BEGIN

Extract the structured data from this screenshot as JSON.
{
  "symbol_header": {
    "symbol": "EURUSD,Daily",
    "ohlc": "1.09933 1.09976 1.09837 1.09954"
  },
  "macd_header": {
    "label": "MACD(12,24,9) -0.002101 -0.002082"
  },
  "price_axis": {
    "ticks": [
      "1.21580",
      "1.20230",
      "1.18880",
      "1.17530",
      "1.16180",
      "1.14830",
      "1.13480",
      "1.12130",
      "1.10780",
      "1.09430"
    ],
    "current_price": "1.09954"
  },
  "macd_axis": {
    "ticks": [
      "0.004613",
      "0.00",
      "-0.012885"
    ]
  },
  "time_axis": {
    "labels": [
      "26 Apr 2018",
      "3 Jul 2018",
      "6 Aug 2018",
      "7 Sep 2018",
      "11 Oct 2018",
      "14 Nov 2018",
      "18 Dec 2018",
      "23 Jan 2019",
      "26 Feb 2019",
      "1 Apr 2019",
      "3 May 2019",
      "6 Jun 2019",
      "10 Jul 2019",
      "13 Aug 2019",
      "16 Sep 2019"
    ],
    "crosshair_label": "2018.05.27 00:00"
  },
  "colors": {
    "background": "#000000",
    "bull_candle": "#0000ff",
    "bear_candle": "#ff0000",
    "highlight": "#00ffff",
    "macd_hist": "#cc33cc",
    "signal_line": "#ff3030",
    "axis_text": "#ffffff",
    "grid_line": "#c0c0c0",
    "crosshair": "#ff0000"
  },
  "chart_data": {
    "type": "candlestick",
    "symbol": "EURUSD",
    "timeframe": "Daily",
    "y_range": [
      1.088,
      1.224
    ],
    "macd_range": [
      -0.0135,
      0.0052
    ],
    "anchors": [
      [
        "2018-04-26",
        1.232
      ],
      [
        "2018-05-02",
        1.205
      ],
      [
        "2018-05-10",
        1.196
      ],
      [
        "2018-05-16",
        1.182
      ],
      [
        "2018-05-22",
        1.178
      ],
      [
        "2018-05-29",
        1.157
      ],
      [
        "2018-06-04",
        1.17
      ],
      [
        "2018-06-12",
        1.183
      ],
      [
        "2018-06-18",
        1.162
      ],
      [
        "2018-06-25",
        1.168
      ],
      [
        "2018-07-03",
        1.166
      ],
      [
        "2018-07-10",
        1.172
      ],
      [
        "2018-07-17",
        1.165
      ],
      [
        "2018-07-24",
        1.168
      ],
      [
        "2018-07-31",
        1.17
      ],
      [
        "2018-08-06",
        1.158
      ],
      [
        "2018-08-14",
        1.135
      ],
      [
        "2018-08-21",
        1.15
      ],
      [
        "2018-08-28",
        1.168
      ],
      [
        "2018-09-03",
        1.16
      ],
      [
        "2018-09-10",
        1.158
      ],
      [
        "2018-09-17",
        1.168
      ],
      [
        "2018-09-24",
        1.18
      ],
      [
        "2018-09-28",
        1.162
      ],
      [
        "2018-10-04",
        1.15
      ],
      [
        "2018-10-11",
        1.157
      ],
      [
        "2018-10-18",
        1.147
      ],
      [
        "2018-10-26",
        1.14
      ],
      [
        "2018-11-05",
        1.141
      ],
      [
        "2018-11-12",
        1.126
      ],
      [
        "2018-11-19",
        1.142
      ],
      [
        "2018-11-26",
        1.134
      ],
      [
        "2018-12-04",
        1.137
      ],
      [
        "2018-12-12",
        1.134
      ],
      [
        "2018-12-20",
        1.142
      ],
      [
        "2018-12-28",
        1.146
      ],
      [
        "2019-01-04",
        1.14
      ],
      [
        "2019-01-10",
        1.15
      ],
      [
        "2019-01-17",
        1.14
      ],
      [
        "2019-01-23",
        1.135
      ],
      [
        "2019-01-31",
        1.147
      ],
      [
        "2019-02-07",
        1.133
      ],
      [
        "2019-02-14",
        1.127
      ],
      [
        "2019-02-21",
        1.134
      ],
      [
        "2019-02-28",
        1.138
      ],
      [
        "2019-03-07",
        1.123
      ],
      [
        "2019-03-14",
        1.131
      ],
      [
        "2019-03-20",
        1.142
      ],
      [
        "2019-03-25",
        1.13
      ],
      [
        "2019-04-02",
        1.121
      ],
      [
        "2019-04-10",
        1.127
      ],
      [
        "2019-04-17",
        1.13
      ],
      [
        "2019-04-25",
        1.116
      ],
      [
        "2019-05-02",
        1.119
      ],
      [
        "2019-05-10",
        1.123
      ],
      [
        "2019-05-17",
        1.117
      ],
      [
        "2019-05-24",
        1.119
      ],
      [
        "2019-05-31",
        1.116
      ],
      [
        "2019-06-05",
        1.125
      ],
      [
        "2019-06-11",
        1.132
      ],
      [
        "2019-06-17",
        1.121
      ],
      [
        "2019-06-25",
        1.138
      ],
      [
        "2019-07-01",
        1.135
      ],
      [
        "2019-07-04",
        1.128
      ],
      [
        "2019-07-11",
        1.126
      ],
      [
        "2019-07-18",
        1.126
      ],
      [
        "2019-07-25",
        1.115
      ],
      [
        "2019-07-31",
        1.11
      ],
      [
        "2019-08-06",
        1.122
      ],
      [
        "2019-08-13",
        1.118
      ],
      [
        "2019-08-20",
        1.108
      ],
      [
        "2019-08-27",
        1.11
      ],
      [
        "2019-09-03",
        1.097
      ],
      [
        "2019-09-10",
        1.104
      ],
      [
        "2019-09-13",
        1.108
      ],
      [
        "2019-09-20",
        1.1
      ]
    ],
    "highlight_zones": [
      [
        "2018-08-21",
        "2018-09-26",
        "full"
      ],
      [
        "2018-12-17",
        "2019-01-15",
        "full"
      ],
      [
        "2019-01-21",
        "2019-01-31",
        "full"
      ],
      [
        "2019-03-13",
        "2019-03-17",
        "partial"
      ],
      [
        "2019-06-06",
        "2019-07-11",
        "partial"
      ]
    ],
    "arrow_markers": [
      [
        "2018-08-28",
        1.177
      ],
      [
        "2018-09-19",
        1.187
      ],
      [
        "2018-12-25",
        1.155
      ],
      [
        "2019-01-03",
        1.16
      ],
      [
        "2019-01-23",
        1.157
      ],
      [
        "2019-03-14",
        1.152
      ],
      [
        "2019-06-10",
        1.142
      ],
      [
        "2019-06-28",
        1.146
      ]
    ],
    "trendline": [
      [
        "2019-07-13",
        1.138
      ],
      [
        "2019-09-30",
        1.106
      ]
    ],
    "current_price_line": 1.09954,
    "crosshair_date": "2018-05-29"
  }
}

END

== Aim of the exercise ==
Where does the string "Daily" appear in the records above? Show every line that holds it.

== Result of the task ==
    "symbol": "EURUSD,Daily",
    "timeframe": "Daily",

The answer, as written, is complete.